In the data that follows, determine how many lines contain the word "time", and give only that number.

(PROVIDED INFORMATION Opens)

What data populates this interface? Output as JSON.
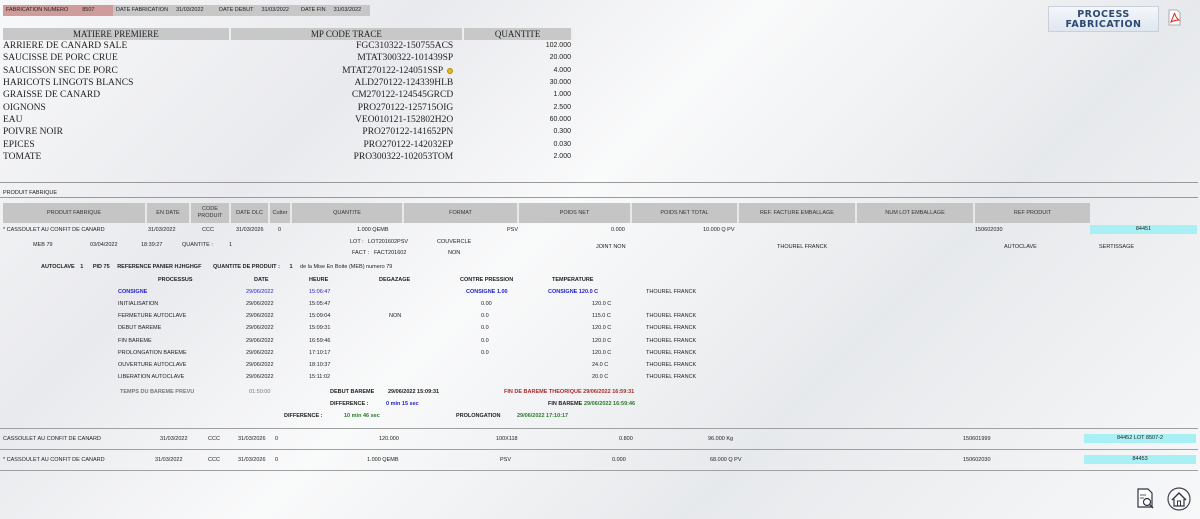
{
  "topbar": {
    "fab_label": "FABRICATION NUMERO",
    "fab_value": "8507",
    "date_fab_label": "DATE FABRICATION",
    "date_fab_value": "31/03/2022",
    "date_debut_label": "DATE DEBUT",
    "date_debut_value": "31/03/2022",
    "date_fin_label": "DATE FIN",
    "date_fin_value": "31/03/2022"
  },
  "logo": {
    "line1": "PROCESS",
    "line2": "FABRICATION"
  },
  "mp_table": {
    "headers": [
      "MATIERE PREMIERE",
      "MP CODE TRACE",
      "QUANTITE"
    ],
    "rows": [
      {
        "name": "ARRIERE DE CANARD SALE",
        "code": "FGC310322-150755ACS",
        "qty": "102.000"
      },
      {
        "name": "SAUCISSE DE PORC CRUE",
        "code": "MTAT300322-101439SP",
        "qty": "20.000"
      },
      {
        "name": "SAUCISSON SEC DE PORC",
        "code": "MTAT270122-124051SSP",
        "qty": "4.000"
      },
      {
        "name": "HARICOTS LINGOTS BLANCS",
        "code": "ALD270122-124339HLB",
        "qty": "30.000"
      },
      {
        "name": "GRAISSE DE CANARD",
        "code": "CM270122-124545GRCD",
        "qty": "1.000"
      },
      {
        "name": "OIGNONS",
        "code": "PRO270122-125715OIG",
        "qty": "2.500"
      },
      {
        "name": "EAU",
        "code": "VEO010121-152802H2O",
        "qty": "60.000"
      },
      {
        "name": "POIVRE NOIR",
        "code": "PRO270122-141652PN",
        "qty": "0.300"
      },
      {
        "name": "EPICES",
        "code": "PRO270122-142032EP",
        "qty": "0.030"
      },
      {
        "name": "TOMATE",
        "code": "PRO300322-102053TOM",
        "qty": "2.000"
      }
    ]
  },
  "section_title": "PRODUIT FABRIQUE",
  "product_headers": {
    "produit": "PRODUIT FABRIQUE",
    "en_date": "EN DATE",
    "code1": "CODE",
    "code2": "PRODUIT",
    "date_dlc": "DATE DLC",
    "cutter": "Cutter",
    "quantite": "QUANTITE",
    "format": "FORMAT",
    "poids_net": "POIDS NET",
    "poids_net_total": "POIDS NET TOTAL",
    "ref_facture": "REF. FACTURE EMBALLAGE",
    "num_lot": "NUM LOT EMBALLAGE",
    "ref_produit": "REF PRODUIT"
  },
  "product1": {
    "name": "* CASSOULET AU CONFIT DE CANARD",
    "en_date": "31/03/2022",
    "code": "CCC",
    "dlc": "31/03/2026",
    "cutter": "0",
    "quantite": "1.000 QEMB",
    "format": "PSV",
    "poids_net": "0.000",
    "poids_total": "10.000 Q PV",
    "ref_produit": "150602030",
    "lot": "84451"
  },
  "meb": {
    "label": "MEB 79",
    "date": "03/04/2022",
    "time": "18:39:27",
    "qty_label": "QUANTITE :",
    "qty": "1",
    "lot_label": "LOT :",
    "lot": "LOT201602PSV",
    "fact_label": "FACT :",
    "fact": "FACT201602",
    "couvercle": "COUVERCLE",
    "couvercle_val": "NON",
    "joint": "JOINT NON",
    "operator": "THOUREL FRANCK",
    "autoclave": "AUTOCLAVE",
    "sertissage": "SERTISSAGE"
  },
  "autoclave_line": {
    "autoclave": "AUTOCLAVE",
    "autoclave_num": "1",
    "pid": "PID 75",
    "ref_label": "REFERENCE PANIER HJHGHGF",
    "qty_label": "QUANTITE DE PRODUIT :",
    "qty": "1",
    "tail": "de la Mise En Boite (MEB) numero 79"
  },
  "process_headers": [
    "PROCESSUS",
    "DATE",
    "HEURE",
    "DEGAZAGE",
    "CONTRE PRESSION",
    "TEMPERATURE"
  ],
  "consigne": {
    "label": "CONSIGNE",
    "date": "29/06/2022",
    "time": "15:06:47",
    "pression": "CONSIGNE 1.00",
    "temp": "CONSIGNE 120.0 C",
    "operator": "THOUREL FRANCK"
  },
  "process_rows": [
    {
      "label": "INITIALISATION",
      "date": "29/06/2022",
      "time": "15:05:47",
      "degazage": "",
      "pression": "0.00",
      "temp": "120.0 C",
      "operator": ""
    },
    {
      "label": "FERMETURE AUTOCLAVE",
      "date": "29/06/2022",
      "time": "15:09:04",
      "degazage": "NON",
      "pression": "0.0",
      "temp": "115.0 C",
      "operator": "THOUREL FRANCK"
    },
    {
      "label": "DEBUT BAREME",
      "date": "29/06/2022",
      "time": "15:09:31",
      "degazage": "",
      "pression": "0.0",
      "temp": "120.0 C",
      "operator": "THOUREL FRANCK"
    },
    {
      "label": "FIN BAREME",
      "date": "29/06/2022",
      "time": "16:59:46",
      "degazage": "",
      "pression": "0.0",
      "temp": "120.0 C",
      "operator": "THOUREL FRANCK"
    },
    {
      "label": "PROLONGATION BAREME",
      "date": "29/06/2022",
      "time": "17:10:17",
      "degazage": "",
      "pression": "0.0",
      "temp": "120.0 C",
      "operator": "THOUREL FRANCK"
    },
    {
      "label": "OUVERTURE AUTOCLAVE",
      "date": "29/06/2022",
      "time": "18:10:37",
      "degazage": "",
      "pression": "",
      "temp": "24.0 C",
      "operator": "THOUREL FRANCK"
    },
    {
      "label": "LIBERATION AUTOCLAVE",
      "date": "29/06/2022",
      "time": "15:11:02",
      "degazage": "",
      "pression": "",
      "temp": "20.0 C",
      "operator": "THOUREL FRANCK"
    }
  ],
  "bareme": {
    "temps_label": "TEMPS DU BAREME PREVU",
    "temps_value": "01:50:00",
    "debut_label": "DEBUT BAREME",
    "debut_value": "29/06/2022 15:09:31",
    "fin_theo": "FIN DE BAREME THEORIQUE 29/06/2022 16:59:31",
    "diff_label": "DIFFERENCE :",
    "diff_value": "0 min  15 sec",
    "fin_bareme_label": "FIN BAREME",
    "fin_bareme_value": "29/06/2022 16:59:46",
    "diff2_label": "DIFFERENCE :",
    "diff2_value": "10 min  46 sec",
    "prolong_label": "PROLONGATION",
    "prolong_value": "29/06/2022 17:10:17"
  },
  "product2": {
    "name": "CASSOULET AU CONFIT DE CANARD",
    "en_date": "31/03/2022",
    "code": "CCC",
    "dlc": "31/03/2026",
    "cutter": "0",
    "quantite": "120.000",
    "format": "100X118",
    "poids_net": "0.800",
    "poids_total": "96.000 Kg",
    "ref_produit": "150601999",
    "lot": "84452 LOT 8507-2"
  },
  "product3": {
    "name": "* CASSOULET AU CONFIT DE CANARD",
    "en_date": "31/03/2022",
    "code": "CCC",
    "dlc": "31/03/2026",
    "cutter": "0",
    "quantite": "1.000 QEMB",
    "format": "PSV",
    "poids_net": "0.000",
    "poids_total": "68.000 Q PV",
    "ref_produit": "150602030",
    "lot": "84453"
  }
}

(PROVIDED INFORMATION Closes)

RESULT OF THIS TASK:
9